The pandemic era nightmare has had a few upsides, including a flurry of activity from those who make music at home. With his basement recording project, Pavid Vermin, Glenn Robinson makes homegrown punk rock for the masses. The fast-paced, three-chord tunes max out around two minutes and have a hard-edged yet throwback feel — think Descendents mixed with the Misfits.
Robinson doesn’t seek to stray too far from punk rock’s well-worn grooves, but he does find ways to put his own spin on things. September saw the release of Total Bummer, a split release with Phenotypes which featured the song “Rocky Point.” An ode to the carnival rides of yesteryear? No, but much better.
It’s a song Robinson had in his back pocket since 2006 about an experience he had while working as a production assistant on The Education of Charlie Banks, the directorial debut of Limp Bizkit’s Fred Durst. “One day I was driving Fred around in a minivan right by Rocky Point,” he said. “He was wearing a wig and preparing for a confrontation scene, and sort of pushing his arms out wildly, and saying like “get some,” to himself. “It took everything I had not to burst out laughing, and I wished there was someone there with me to witness this surreal moment.”
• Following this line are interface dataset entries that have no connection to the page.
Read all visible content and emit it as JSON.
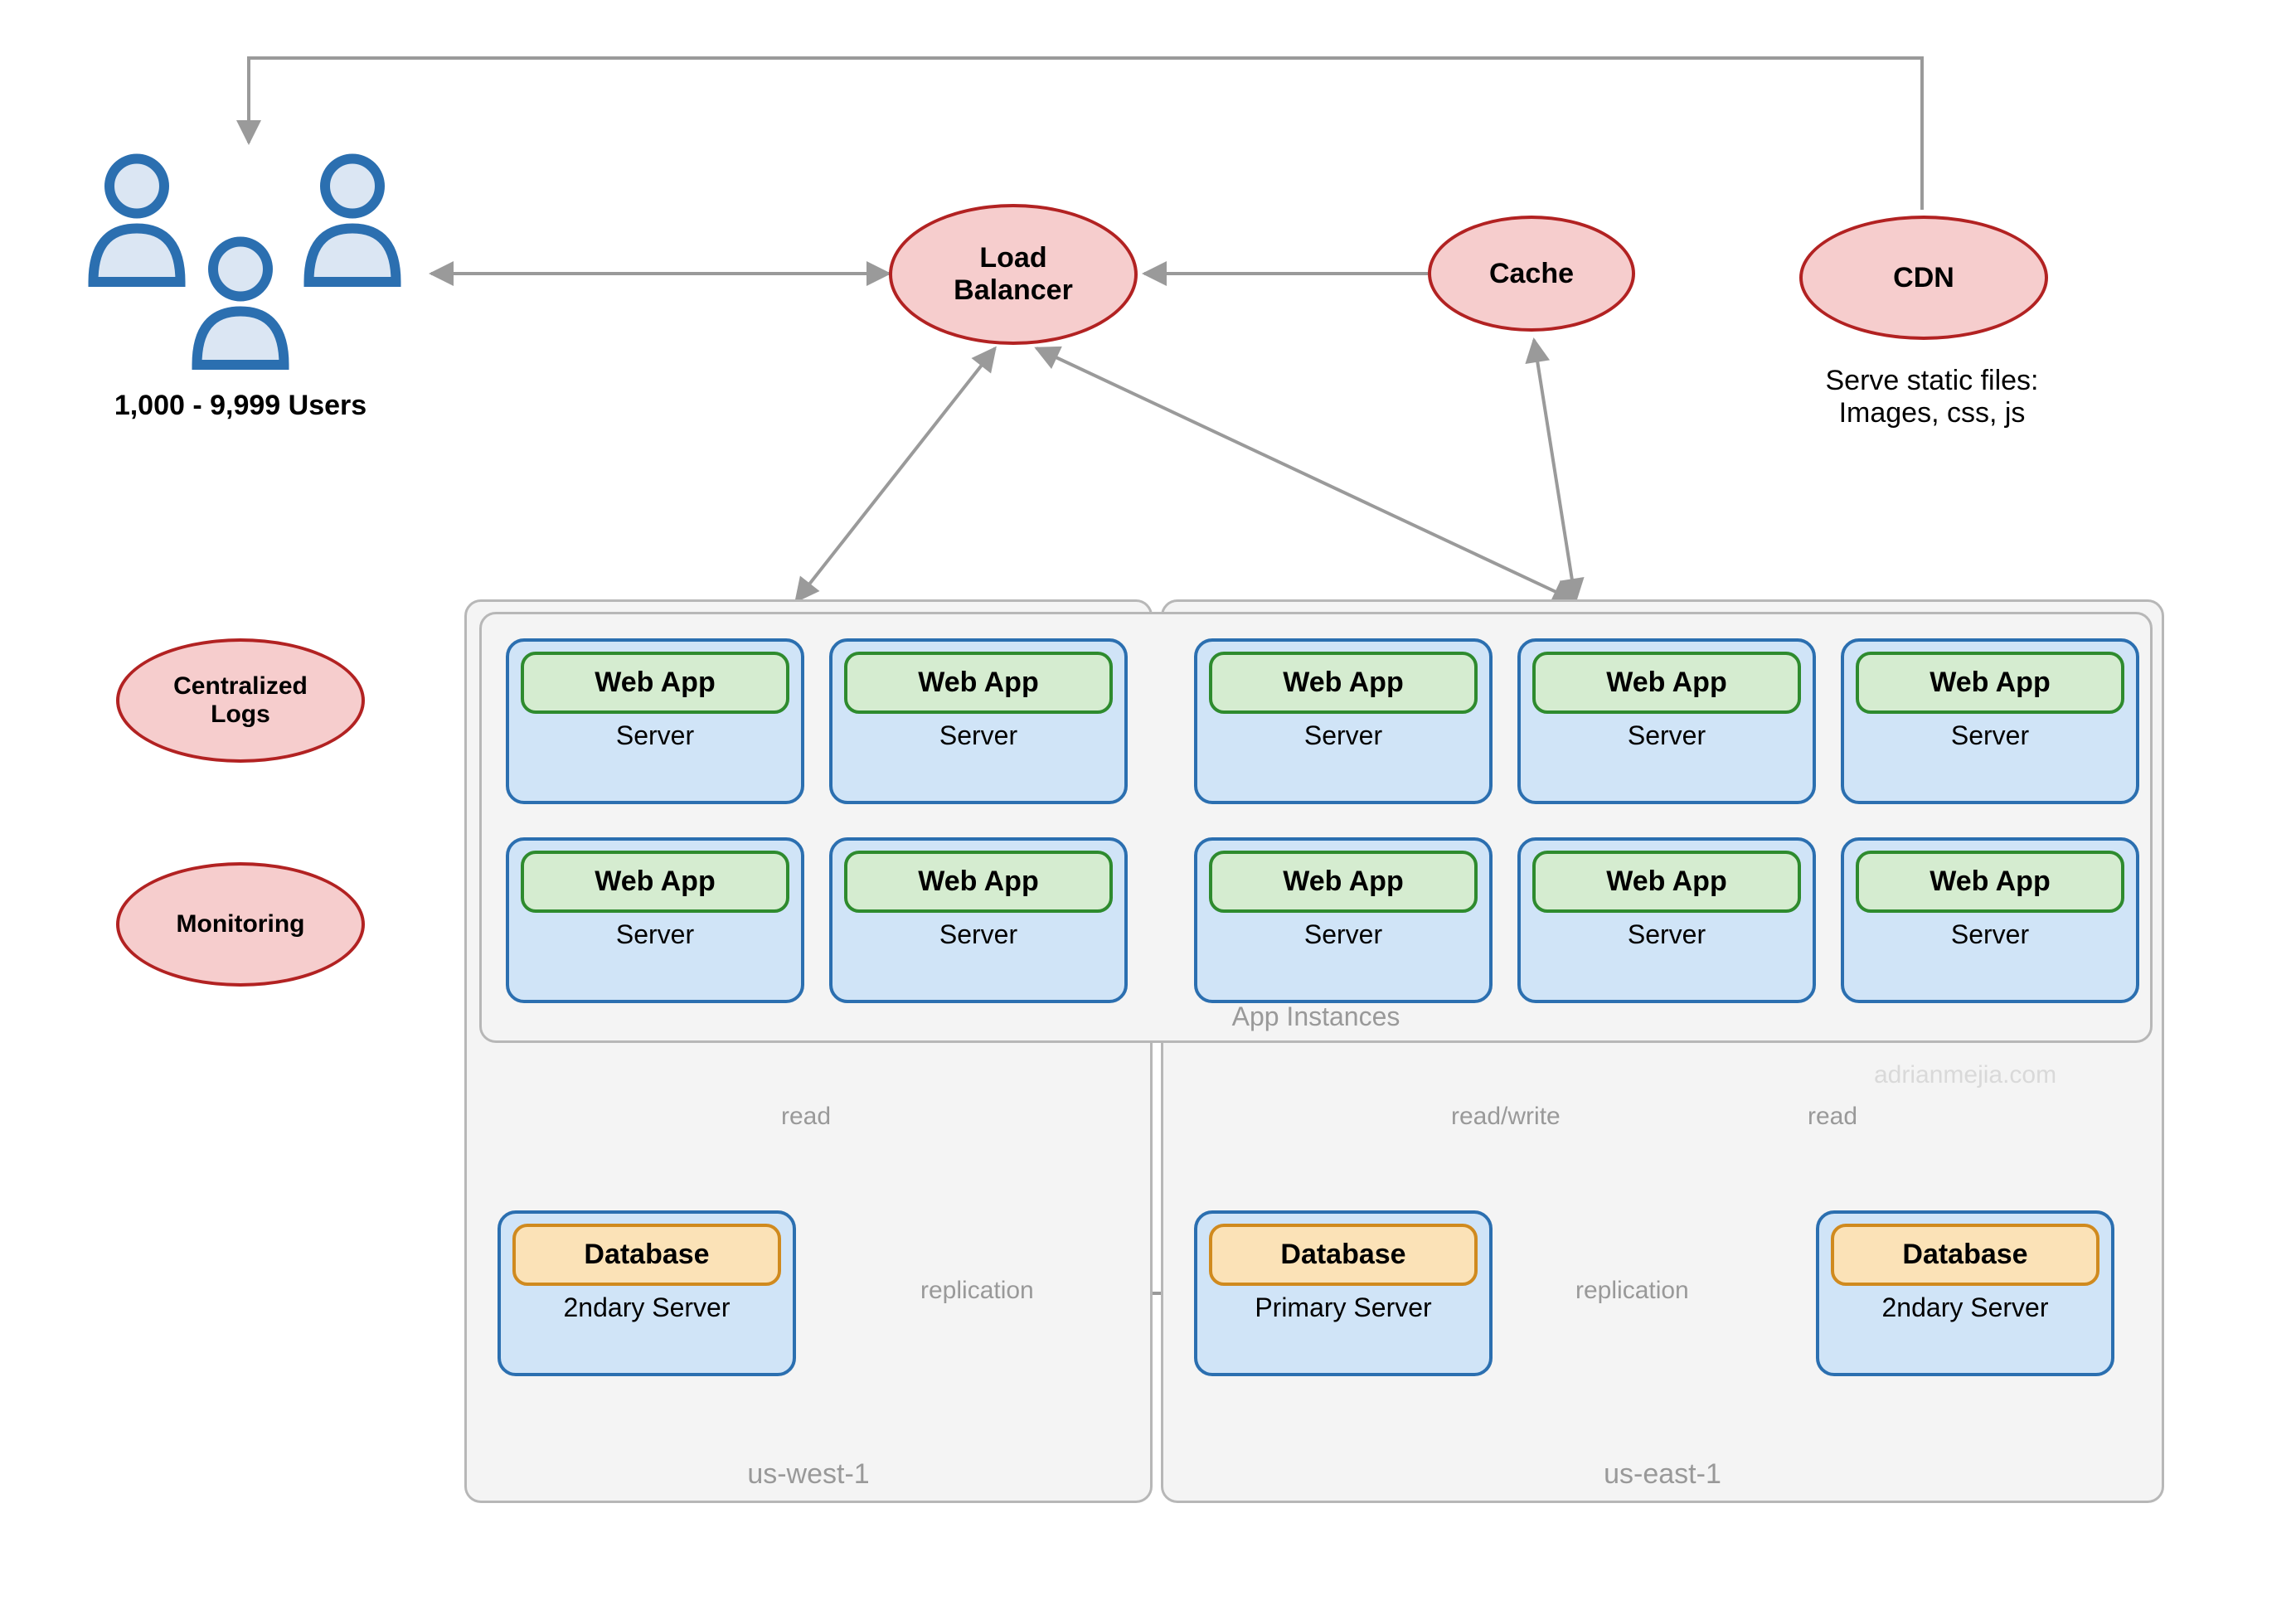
{
  "users": {
    "caption": "1,000 - 9,999 Users"
  },
  "nodes": {
    "load_balancer": "Load\nBalancer",
    "cache": "Cache",
    "cdn": "CDN",
    "cdn_caption": "Serve static files:\nImages, css, js",
    "centralized_logs": "Centralized\nLogs",
    "monitoring": "Monitoring"
  },
  "server": {
    "webapp_label": "Web App",
    "server_label": "Server",
    "database_label": "Database",
    "db_secondary_label": "2ndary Server",
    "db_primary_label": "Primary Server"
  },
  "regions": {
    "west": "us-west-1",
    "east": "us-east-1",
    "app_instances": "App Instances"
  },
  "edges": {
    "read": "read",
    "readwrite": "read/write",
    "replication": "replication"
  },
  "watermark": "adrianmejia.com"
}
On each release, Robinson does all the recording and plays every instrument, making him the Prince of three chord punk. And sure, the arrangements are simple, but Robinson has an ear for the small stuff — a nice ascending bassline or some deftly-placed backing vocals can make all the difference.
He recently unlocked his vault to unveil a collection of odds and ends called Dumpster Diving. “Where Has Your Head Gone” is my pick of the litter, which features a doo-woop Ramones feel, and appears to be about how the Beach Boys made it work among all the dysfunction (”Mike Love was a total douche, and Brian Wilson was insane”).
After releasing two albums under his name in the mid-2010s, Robinson started Pavid Vermin as a way to strip things down and have more fun. “I found that it would be way too difficult to go back to the studio and do it the ‘right way,’” he said. “I went back to my natural state of going into the basement and not thinking too much, saying ‘let’s just write a tune, take it from point A to point B, and let the song be the song.”
Robinson has been making music since the late 90’s under different names, in groups like Unibrows, The Prozacs, and The Paranoids, mostly as a drummer — though ironically all the drums on the Pavid Vermin are programmed.
A graphic designer by day, he also handles all of his album art, and has an Instagram account of fake vintage album cover parodies called Obscurest Vinyl.
The pandemic seemed like the perfect time to realize an idea he’d had for a while: a collection of Lookout! Records artist cover songs. The album featured songs from Green Day, Operation Ivy, and Pansy Division, and proceeds went to The Eastern Iowa Community Bond Project and the FANG Community Bail Fund. What’s even cooler, he got Chris Appelgren, former Lookout! president and graphic artist to draw the cover.
If all that’s not enough, Robinson released two albums in February in 2020. One, Cutting Corners, featured all originals with familiar titles like “Come Together,” “Octopus’s Garden,” and “Oh! Darling.” He uses these titles as a canvas and reinterprets classics like “She Came in Through the Bathroom Window” (“she left her keys at home, and she’s really got to go”) and “Mean Mr. Mustard (“we all know how he is”).
Check out Pavid Vermin’s music on Bandcamp.